Growing up in the South, you learn from an early age about racism. Our public schools taught from books that The Daughters of the Confederacy bought for schools. Eventually, we read books that actually told some truth.
I remember reading about the Civil Rights movement and its leaders. I remember learning details about Martin Luther King, Jr. I remember feeling shame to know he was assassinated in my home state of Tennessee.
I was a mess in college.
Two years before I was diagnosed with bipolar disorder, I was enrolled at a university in New York with somewhat of a life trajectory, a moral compass, and many good qualities.

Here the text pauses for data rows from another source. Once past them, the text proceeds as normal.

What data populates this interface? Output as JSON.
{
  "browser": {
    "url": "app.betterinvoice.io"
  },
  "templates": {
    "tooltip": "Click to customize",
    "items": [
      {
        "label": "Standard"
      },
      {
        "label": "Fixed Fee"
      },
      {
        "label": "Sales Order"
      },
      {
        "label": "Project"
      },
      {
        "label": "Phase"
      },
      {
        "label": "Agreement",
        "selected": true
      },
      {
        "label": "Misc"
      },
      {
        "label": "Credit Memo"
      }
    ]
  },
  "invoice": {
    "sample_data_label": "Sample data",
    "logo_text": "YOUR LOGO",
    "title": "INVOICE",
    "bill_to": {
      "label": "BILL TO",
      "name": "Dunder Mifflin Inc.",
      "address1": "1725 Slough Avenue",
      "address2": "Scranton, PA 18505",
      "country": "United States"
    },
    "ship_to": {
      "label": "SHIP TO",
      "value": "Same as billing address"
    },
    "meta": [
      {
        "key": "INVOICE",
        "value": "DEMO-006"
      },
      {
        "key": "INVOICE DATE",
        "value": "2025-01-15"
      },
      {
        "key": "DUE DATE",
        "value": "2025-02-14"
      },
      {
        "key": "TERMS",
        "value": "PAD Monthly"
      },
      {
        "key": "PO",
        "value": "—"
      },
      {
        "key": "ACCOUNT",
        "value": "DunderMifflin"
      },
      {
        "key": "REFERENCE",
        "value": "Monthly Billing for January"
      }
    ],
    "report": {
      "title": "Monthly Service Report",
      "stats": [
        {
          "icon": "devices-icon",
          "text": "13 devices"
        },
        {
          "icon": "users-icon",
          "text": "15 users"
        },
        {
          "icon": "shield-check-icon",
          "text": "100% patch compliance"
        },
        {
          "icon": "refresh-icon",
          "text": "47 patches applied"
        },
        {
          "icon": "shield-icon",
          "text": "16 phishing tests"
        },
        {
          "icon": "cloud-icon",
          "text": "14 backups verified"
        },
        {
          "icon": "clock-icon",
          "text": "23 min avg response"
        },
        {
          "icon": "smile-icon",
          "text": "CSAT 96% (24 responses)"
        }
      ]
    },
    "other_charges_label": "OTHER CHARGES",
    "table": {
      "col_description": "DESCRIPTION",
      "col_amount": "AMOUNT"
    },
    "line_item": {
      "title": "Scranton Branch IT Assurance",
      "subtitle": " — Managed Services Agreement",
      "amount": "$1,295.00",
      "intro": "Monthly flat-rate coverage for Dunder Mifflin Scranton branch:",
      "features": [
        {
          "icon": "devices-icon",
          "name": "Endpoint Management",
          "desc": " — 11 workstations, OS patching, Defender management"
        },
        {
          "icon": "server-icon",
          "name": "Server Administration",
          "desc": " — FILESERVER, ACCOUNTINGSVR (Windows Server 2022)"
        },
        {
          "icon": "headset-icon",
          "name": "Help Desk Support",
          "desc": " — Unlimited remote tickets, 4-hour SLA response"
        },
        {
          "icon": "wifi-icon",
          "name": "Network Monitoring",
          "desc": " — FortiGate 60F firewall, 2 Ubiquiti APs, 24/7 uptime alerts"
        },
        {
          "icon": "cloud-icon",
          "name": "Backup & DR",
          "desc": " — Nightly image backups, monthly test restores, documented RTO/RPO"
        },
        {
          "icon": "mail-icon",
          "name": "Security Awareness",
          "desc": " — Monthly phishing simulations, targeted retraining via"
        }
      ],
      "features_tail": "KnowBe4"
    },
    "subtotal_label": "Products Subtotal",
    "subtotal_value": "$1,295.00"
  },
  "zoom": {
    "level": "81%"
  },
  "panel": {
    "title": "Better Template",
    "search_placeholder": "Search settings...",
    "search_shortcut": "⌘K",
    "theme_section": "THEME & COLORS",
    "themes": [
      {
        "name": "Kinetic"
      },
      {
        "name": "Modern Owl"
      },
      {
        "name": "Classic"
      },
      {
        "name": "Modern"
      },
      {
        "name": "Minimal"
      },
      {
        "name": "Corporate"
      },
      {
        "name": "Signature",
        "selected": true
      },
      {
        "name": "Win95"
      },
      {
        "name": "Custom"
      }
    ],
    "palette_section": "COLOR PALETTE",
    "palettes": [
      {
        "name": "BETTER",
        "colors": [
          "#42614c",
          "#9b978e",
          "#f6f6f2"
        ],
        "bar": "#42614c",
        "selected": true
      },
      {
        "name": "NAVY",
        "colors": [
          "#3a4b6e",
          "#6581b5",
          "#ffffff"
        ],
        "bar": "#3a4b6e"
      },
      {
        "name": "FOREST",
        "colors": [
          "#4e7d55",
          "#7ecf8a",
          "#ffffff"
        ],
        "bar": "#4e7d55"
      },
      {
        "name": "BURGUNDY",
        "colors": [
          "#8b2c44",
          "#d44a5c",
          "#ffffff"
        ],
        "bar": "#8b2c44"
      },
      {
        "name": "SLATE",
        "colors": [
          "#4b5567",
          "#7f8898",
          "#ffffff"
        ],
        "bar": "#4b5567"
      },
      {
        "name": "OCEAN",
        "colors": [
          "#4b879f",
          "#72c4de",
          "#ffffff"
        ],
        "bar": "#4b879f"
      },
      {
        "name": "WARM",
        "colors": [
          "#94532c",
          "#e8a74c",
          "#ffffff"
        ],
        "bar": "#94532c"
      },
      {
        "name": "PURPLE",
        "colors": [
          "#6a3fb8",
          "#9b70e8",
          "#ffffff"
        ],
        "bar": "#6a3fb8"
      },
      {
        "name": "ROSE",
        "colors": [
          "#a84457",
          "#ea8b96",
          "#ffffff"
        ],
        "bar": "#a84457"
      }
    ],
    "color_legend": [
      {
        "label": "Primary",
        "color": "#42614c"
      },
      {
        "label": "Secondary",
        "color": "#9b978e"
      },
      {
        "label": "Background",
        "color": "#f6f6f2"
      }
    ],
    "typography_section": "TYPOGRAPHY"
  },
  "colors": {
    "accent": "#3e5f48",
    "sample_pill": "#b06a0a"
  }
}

Today is a sad day for me, but I’m also feeling hopeful. This marks the second Father’s Day since my dad passed away. In fact, tomorrow will mark the second anniversary of the day he passed. My life irrevocably changed that day on June 22, 2018, but I feel that my grief journey has gotten lighter.
In the years leading up to my father’s death, I’d been
preparing for it. He was diagnosed with cancer a decade ago and, since then,
his health slowly, but surely, deteriorated.
When it comes to grief, I learned no amount of mental preparation will suffice. Sure, I’d seen grandparents pass away, but this was different: this was my dad, the man who I both loved and at times loathed.
Going over the bridge to South Philly as a kid, I worried it would
collapse. I had no reason for the fear, it was just there. The sports stadiums
stood to the left, and the Navy Yard sprawled to our right. My father had the
window down and the cool air blew against my face, as well as the cigarette
The unraveling starts slowly, but surely. From my earliest
memories, I’ve been trying to find meaning amid the chaos. I still get the
“pictures,” as a recovery friend likes to say. As I continue my research, I
discover that psychologists today call those “intrusive memories.”
At times I wonder if the whole world is wrapped up in this web of
dysfunction. If we’ve been marching toward this boiling point for some time
now, and if we’re about to face a reckoning.
What does it mean to have bipolar disorder?
I was diagnosed with Bipolar I in college. After a clear manic episode while going to Temple University, a psychiatrist working on the campus prescribed me a mood stabilizer, along with the depression and anti-anxiety medications I was already taking.
A few years ago, I began keeping a journal in a Microsoft Word file, in addition to the handwritten journals I keep.
It was interesting to go through the Word Doc and see the ups and downs from the past few years. I decided I wanted to share some paragraphs from the journals in a segment I’m calling “Notes to Self.”
Some of the paragraphs are inspirational, and most of them are written in second person, as that helped me through the hard times.
I didn’t realize how I much appreciated silence until my late twenties, after another mental health breakdown. A bad breakup had sent me running to another self-help group and, unknowingly, into a deeper search for God.
“Bipolar disorder is a brain disorder that
cause changes in a person’s mood, energy and ability to function. Bipolar
disorder is a category that includes three different conditions — bipolar I,
bipolar II and cyclothymic disorder.” -American Psychiatric Association
Madness seems like such an old-fashioned term,
much like “insane asylum.” However, I’ve known madness in my life and, when
going through the mental twists and turns, it can be difficult to recognize
just how mad I am.